Black History Month Entrepreneurs: Reginald Lewis (1942-1993)
- Put in the hours. Working hard is a habit, practice it
- Recognize your obstacles and work around or through them
- Don’t just be frustrated, do something. Don’t just try again, try bigger
Reginald Lewis died on January 19th, 1993, age 50. He was then the only black businessman on the Forbes 400 list with a net worth of $400M. He was also the first black person to have a major facility at Harvard named in his honor. He was the first black man to found a business worth more than a billion dollars—TLC Group (The Lewis Company)—a leveraged buyout firm whose holdings included Beatrice Foods International which had $1.7B in sales in 1993.
TLC was founded in 1984 to acquire McCall Pattern company for $22.5M. To do this, Lewis borrowed $20M in McCall’s name, sold a stake to the management of the company and put in $1M borrowed in his name. In an era, when barbarians seemed to stalk every gate, Lewis had played the leverage buyout game perfectly. After three and a half years, Lewis sold McCall for $65M in cash keeping about $8M in McCall real estate and a sizable dividend. All told, Lewis ended up with assets valued 90 times that of the money he had borrowed.

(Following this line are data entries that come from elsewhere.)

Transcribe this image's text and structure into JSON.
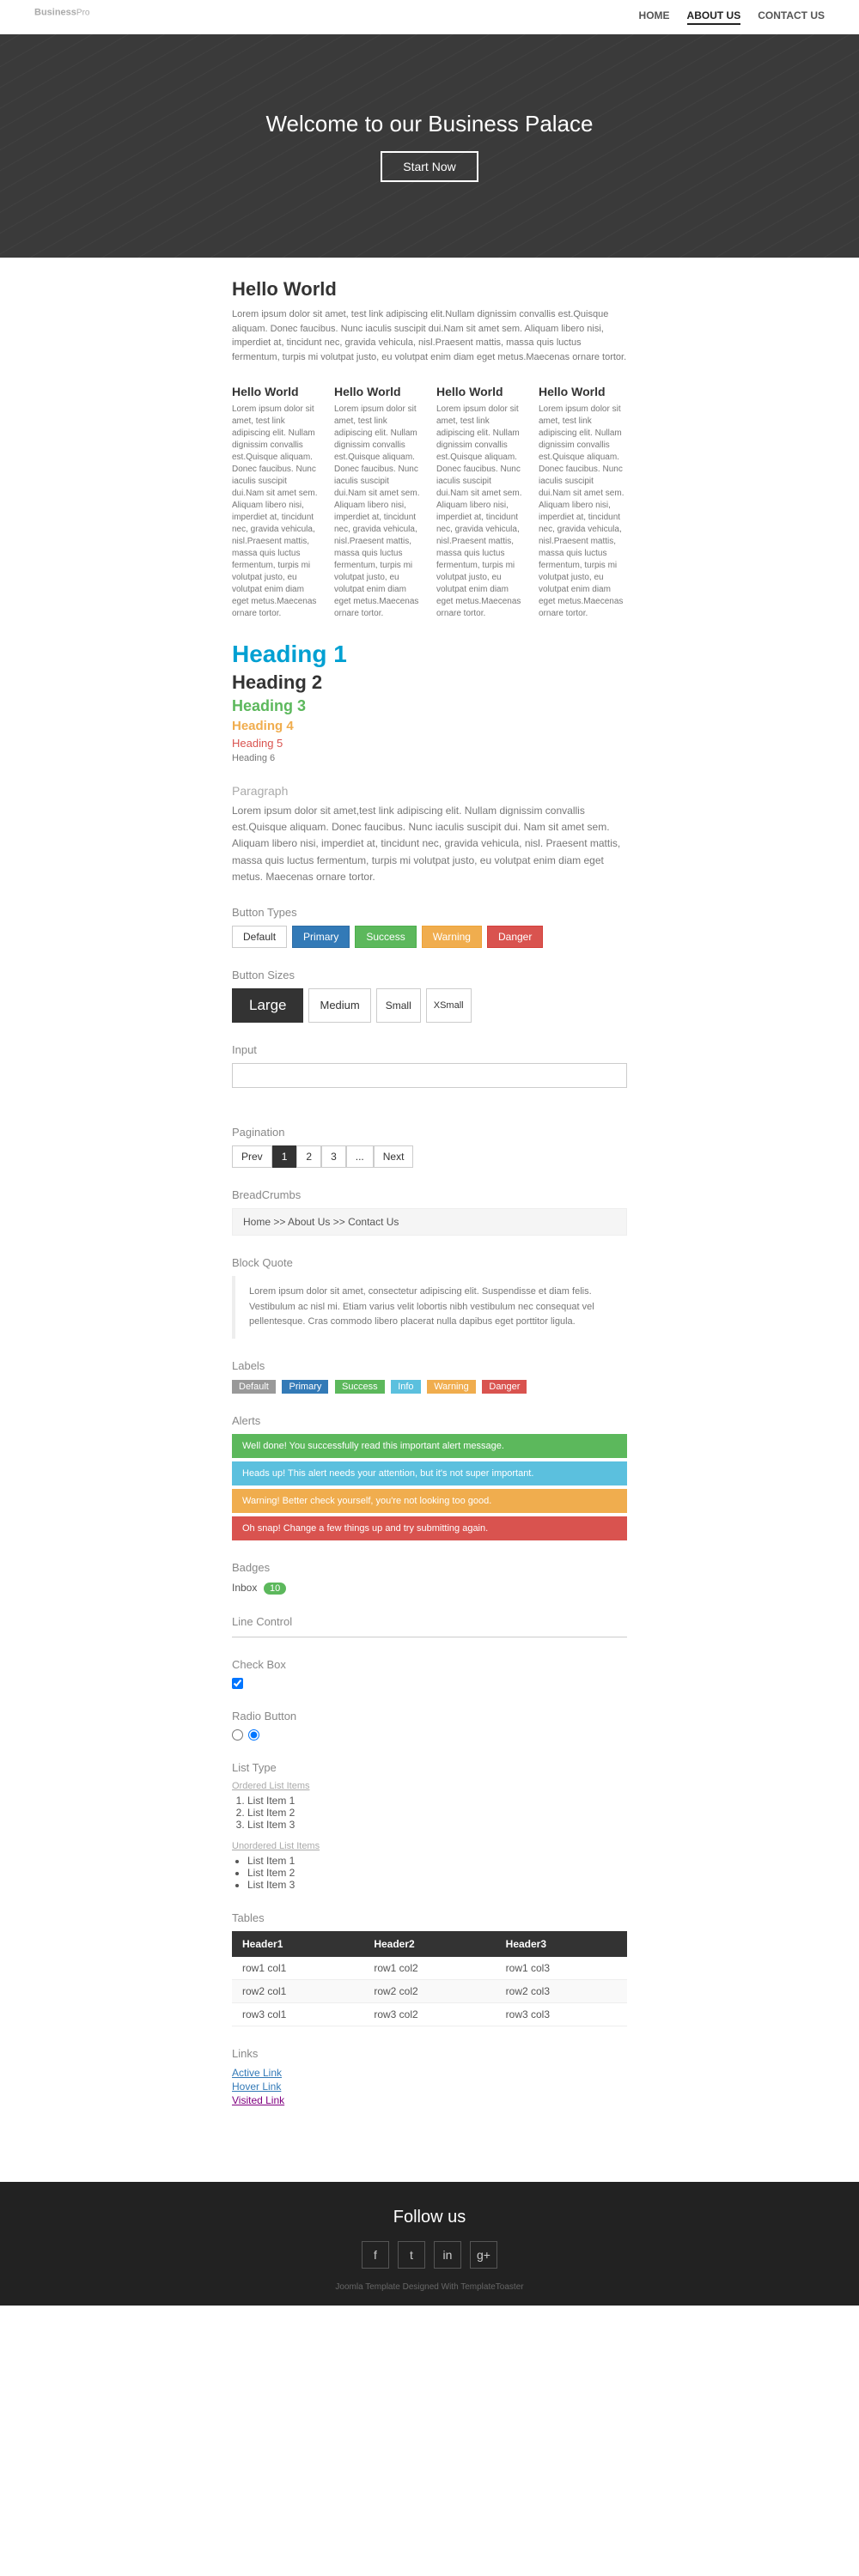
{
  "navbar": {
    "brand": "Business",
    "brand_sup": "Pro",
    "nav_items": [
      {
        "label": "HOME",
        "active": false
      },
      {
        "label": "ABOUT US",
        "active": true
      },
      {
        "label": "CONTACT US",
        "active": false
      }
    ]
  },
  "hero": {
    "title": "Welcome to our Business Palace",
    "button_label": "Start Now"
  },
  "hello_world": {
    "title": "Hello World",
    "intro_text": "Lorem ipsum dolor sit amet, test link adipiscing elit.Nullam dignissim convallis est.Quisque aliquam. Donec faucibus. Nunc iaculis suscipit dui.Nam sit amet sem. Aliquam libero nisi, imperdiet at, tincidunt nec, gravida vehicula, nisl.Praesent mattis, massa quis luctus fermentum, turpis mi volutpat justo, eu volutpat enim diam eget metus.Maecenas ornare tortor.",
    "columns": [
      {
        "title": "Hello World",
        "text": "Lorem ipsum dolor sit amet, test link adipiscing elit. Nullam dignissim convallis est.Quisque aliquam. Donec faucibus. Nunc iaculis suscipit dui.Nam sit amet sem. Aliquam libero nisi, imperdiet at, tincidunt nec, gravida vehicula, nisl.Praesent mattis, massa quis luctus fermentum, turpis mi volutpat justo, eu volutpat enim diam eget metus.Maecenas ornare tortor."
      },
      {
        "title": "Hello World",
        "text": "Lorem ipsum dolor sit amet, test link adipiscing elit. Nullam dignissim convallis est.Quisque aliquam. Donec faucibus. Nunc iaculis suscipit dui.Nam sit amet sem. Aliquam libero nisi, imperdiet at, tincidunt nec, gravida vehicula, nisl.Praesent mattis, massa quis luctus fermentum, turpis mi volutpat justo, eu volutpat enim diam eget metus.Maecenas ornare tortor."
      },
      {
        "title": "Hello World",
        "text": "Lorem ipsum dolor sit amet, test link adipiscing elit. Nullam dignissim convallis est.Quisque aliquam. Donec faucibus. Nunc iaculis suscipit dui.Nam sit amet sem. Aliquam libero nisi, imperdiet at, tincidunt nec, gravida vehicula, nisl.Praesent mattis, massa quis luctus fermentum, turpis mi volutpat justo, eu volutpat enim diam eget metus.Maecenas ornare tortor."
      },
      {
        "title": "Hello World",
        "text": "Lorem ipsum dolor sit amet, test link adipiscing elit. Nullam dignissim convallis est.Quisque aliquam. Donec faucibus. Nunc iaculis suscipit dui.Nam sit amet sem. Aliquam libero nisi, imperdiet at, tincidunt nec, gravida vehicula, nisl.Praesent mattis, massa quis luctus fermentum, turpis mi volutpat justo, eu volutpat enim diam eget metus.Maecenas ornare tortor."
      }
    ]
  },
  "headings": {
    "h1": "Heading 1",
    "h2": "Heading 2",
    "h3": "Heading 3",
    "h4": "Heading 4",
    "h5": "Heading 5",
    "h6": "Heading 6"
  },
  "paragraph": {
    "label": "Paragraph",
    "text": "Lorem ipsum dolor sit amet,test link adipiscing elit. Nullam dignissim convallis est.Quisque aliquam. Donec faucibus. Nunc iaculis suscipit dui. Nam sit amet sem. Aliquam libero nisi, imperdiet at, tincidunt nec, gravida vehicula, nisl. Praesent mattis, massa quis luctus fermentum, turpis mi volutpat justo, eu volutpat enim diam eget metus. Maecenas ornare tortor."
  },
  "button_types": {
    "label": "Button Types",
    "buttons": [
      {
        "label": "Default",
        "type": "default"
      },
      {
        "label": "Primary",
        "type": "primary"
      },
      {
        "label": "Success",
        "type": "success"
      },
      {
        "label": "Warning",
        "type": "warning"
      },
      {
        "label": "Danger",
        "type": "danger"
      }
    ]
  },
  "button_sizes": {
    "label": "Button Sizes",
    "buttons": [
      {
        "label": "Large",
        "size": "lg"
      },
      {
        "label": "Medium",
        "size": "md"
      },
      {
        "label": "Small",
        "size": "sm"
      },
      {
        "label": "XSmall",
        "size": "xs"
      }
    ]
  },
  "input_section": {
    "label": "Input",
    "placeholder": ""
  },
  "pagination": {
    "label": "Pagination",
    "prev": "Prev",
    "next": "Next",
    "pages": [
      "1",
      "2",
      "3",
      "..."
    ]
  },
  "breadcrumbs": {
    "label": "BreadCrumbs",
    "path": "Home >> About Us >> Contact Us"
  },
  "block_quote": {
    "label": "Block Quote",
    "text": "Lorem ipsum dolor sit amet, consectetur adipiscing elit. Suspendisse et diam felis. Vestibulum ac nisl mi. Etiam varius velit lobortis nibh vestibulum nec consequat vel pellentesque. Cras commodo libero placerat nulla dapibus eget porttitor ligula."
  },
  "labels_section": {
    "label": "Labels",
    "items": [
      {
        "text": "Default",
        "type": "default"
      },
      {
        "text": "Primary",
        "type": "primary"
      },
      {
        "text": "Success",
        "type": "success"
      },
      {
        "text": "Info",
        "type": "info"
      },
      {
        "text": "Warning",
        "type": "warning"
      },
      {
        "text": "Danger",
        "type": "danger"
      }
    ]
  },
  "alerts": {
    "label": "Alerts",
    "items": [
      {
        "text": "Well done! You successfully read this important alert message.",
        "type": "success"
      },
      {
        "text": "Heads up! This alert needs your attention, but it's not super important.",
        "type": "info"
      },
      {
        "text": "Warning! Better check yourself, you're not looking too good.",
        "type": "warning"
      },
      {
        "text": "Oh snap! Change a few things up and try submitting again.",
        "type": "danger"
      }
    ]
  },
  "badges": {
    "label": "Badges",
    "inbox_label": "Inbox",
    "inbox_count": "10"
  },
  "line_control": {
    "label": "Line Control"
  },
  "checkbox_section": {
    "label": "Check Box",
    "checked": true
  },
  "radio_section": {
    "label": "Radio Button",
    "option1": "unchecked",
    "option2": "checked"
  },
  "list_type": {
    "label": "List Type",
    "ordered_label": "Ordered List Items",
    "ordered_items": [
      "List Item 1",
      "List Item 2",
      "List Item 3"
    ],
    "unordered_label": "Unordered List Items",
    "unordered_items": [
      "List Item 1",
      "List Item 2",
      "List Item 3"
    ]
  },
  "tables": {
    "label": "Tables",
    "headers": [
      "Header1",
      "Header2",
      "Header3"
    ],
    "rows": [
      [
        "row1 col1",
        "row1 col2",
        "row1 col3"
      ],
      [
        "row2 col1",
        "row2 col2",
        "row2 col3"
      ],
      [
        "row3 col1",
        "row3 col2",
        "row3 col3"
      ]
    ]
  },
  "links": {
    "label": "Links",
    "active": "Active Link",
    "hover": "Hover Link",
    "visited": "Visited Link"
  },
  "footer": {
    "follow_us": "Follow us",
    "credit": "Joomla Template Designed With TemplateToaster",
    "icons": [
      "f",
      "t",
      "in",
      "g+"
    ]
  }
}
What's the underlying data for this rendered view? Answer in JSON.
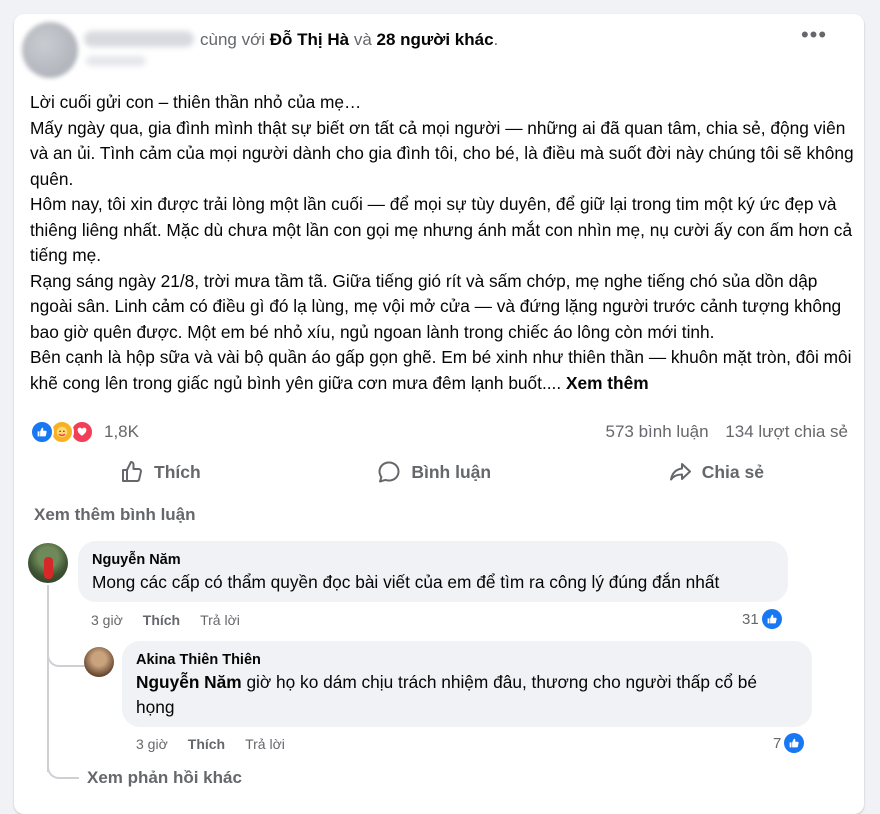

Two months after selling McCall, Lewis would pay $965M for a controlling stake in Beatrice International, a global food conglomerate made up of 64 companies operating in 31 countries (mostly Europe and North America). This time, rather than having to scrimp and scrape the money together, Lewis was able to rely on Drexel Burnham Lambert to finance the bid. Beatrice International had $2.5B in sales. The next largest black-owned business, Johnson publications, registered just $173M. Lewis’ investment of $1M in borrowed money had been transformed into ownership of a company with 2500 times the sales. In six short years, Lewis would sell $900M in assets and retire $600M of debt (well in excess of the roughly $500M he needed to finance the original purchase) as he prepared to make yet another acquisition.
An Overnight Success, 40 years in the Making
Lewis’ success did not come overnight and was certainly not due to luck. He grew up in a semi-tough part of East Baltimore. While in high school, he once called on an uncle to protect him from after a man who was waiting for him with a pistol. He started by trading paper routes with other kids in the neighborhood. He was a three-sport athlete at Washington D.C.’s famed Dunbar High School while putting in 4 hour days at a local pharmacy. Lewis worked hard. At Virginia State, he rode the bench as the third-string quarterback and eventually lost his scholarship (in part due to injury). He covered this loss by working the night shift (1am – 8am) at a bowling alley. He later traded up to a commission sales job with a photographic company.
Through sheer repetition and practice he went from failing math his freshman & sophomore years to a D in his junior year. By his final semester, he would receive As and Bs for all his academic courses. This upward trajectory gave him an opportunity to attend a summer program at Harvard Law. He turned his summer school into a regular session spot by arguing that his standing as the top summer student should be the basis for admission. Lewis, used what he had to get more.
After years of frustration at having to prove himself again and again, he decided to move from being a lawyer helping put deals together to being a dealmaker himself. His first tried in 1975 and endured years of failure on small deals before bidding for McCall in 1983. This time, he implied that he was representing investors trying to buy the company, secure in the knowledge that it would be assumed that the lead investor was white. This time, in his most ambitious effort yet, he was successful. Lewis did not let failure discourage him or trim his ambitions. Failure and frustration were merely prompts to find alternative means—the very definition of entrepreneurial resilience.
Lewis’ posthumously published autobiography is entitled Why Should the White Guys Have All the Fun
In honor of Black History Month, our regular Tuesday and Friday posts will highlight black entrepreneurs who have displayed exemplary success and resilience.